(Web page and app entries)
--

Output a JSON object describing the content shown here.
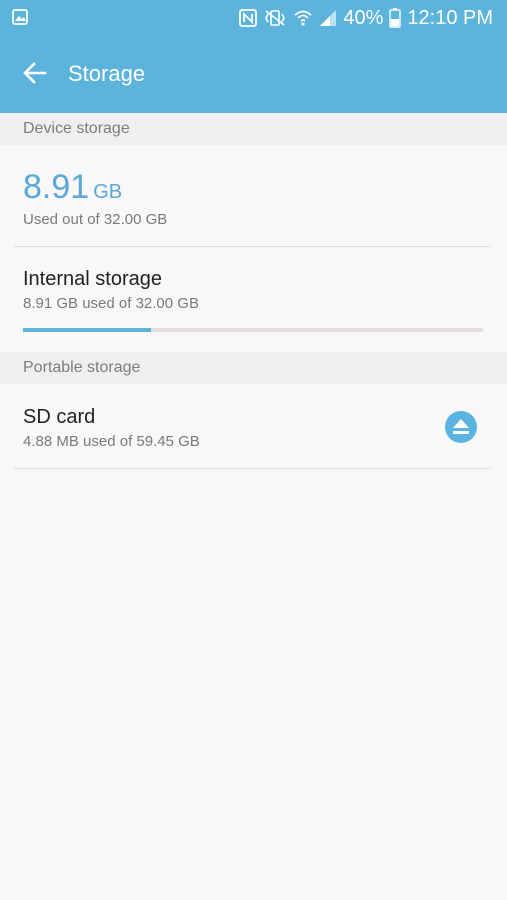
{
  "status_bar": {
    "battery": "40%",
    "time": "12:10 PM",
    "icons": [
      "image-icon",
      "nfc-icon",
      "vibrate-icon",
      "wifi-icon",
      "signal-icon",
      "battery-icon"
    ]
  },
  "toolbar": {
    "title": "Storage",
    "back_icon": "arrow-left-icon"
  },
  "device_storage": {
    "header": "Device storage",
    "used_value": "8.91",
    "used_unit": "GB",
    "used_caption": "Used out of 32.00 GB"
  },
  "internal_storage": {
    "title": "Internal storage",
    "subtitle": "8.91 GB used of 32.00 GB",
    "used_fraction": 0.278
  },
  "portable_storage": {
    "header": "Portable storage",
    "sd_title": "SD card",
    "sd_subtitle": "4.88 MB used of 59.45 GB",
    "eject_icon": "eject-icon"
  },
  "colors": {
    "accent": "#5cb3dc",
    "number_blue": "#5ba7d5"
  }
}
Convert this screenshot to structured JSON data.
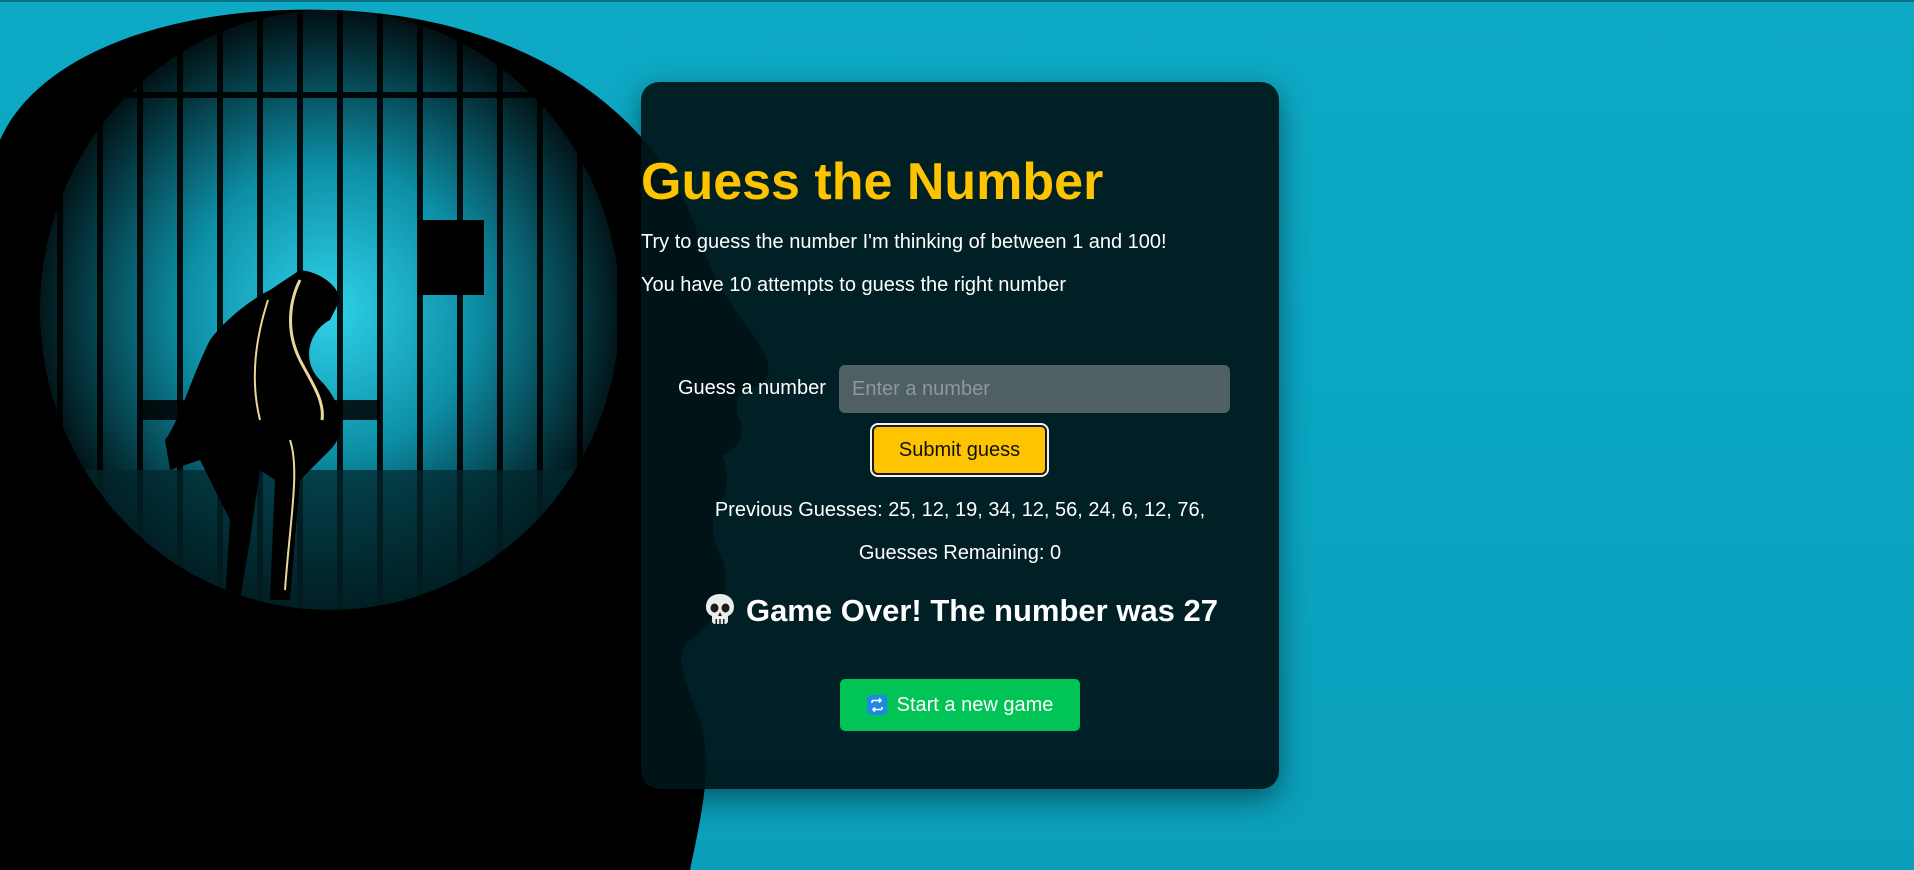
{
  "game": {
    "title": "Guess the Number",
    "instructions": "Try to guess the number I'm thinking of between 1 and 100!",
    "attempts_text": "You have 10 attempts to guess the right number",
    "input_label": "Guess a number",
    "input_placeholder": "Enter a number",
    "input_value": "",
    "submit_label": "Submit guess",
    "previous_guesses_label": "Previous Guesses:",
    "previous_guesses": "25, 12, 19, 34, 12, 56, 24, 6, 12, 76,",
    "remaining_label": "Guesses Remaining:",
    "remaining_value": "0",
    "result_icon": "skull-icon",
    "result_text": "Game Over! The number was 27",
    "new_game_icon": "repeat-icon",
    "new_game_label": "Start a new game"
  },
  "colors": {
    "accent": "#ffc400",
    "new_game_button": "#00c455",
    "page_background": "#0ea9c4",
    "card_background": "#00161a"
  },
  "background_image": "silhouette-head-with-prison-bars"
}
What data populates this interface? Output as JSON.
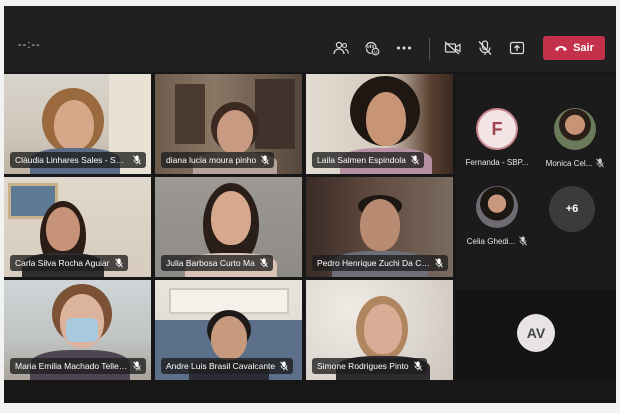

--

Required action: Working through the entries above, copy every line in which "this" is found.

Task answer:
Convert this screenshot to structured JSON data.
What data populates this interface? Output as JSON.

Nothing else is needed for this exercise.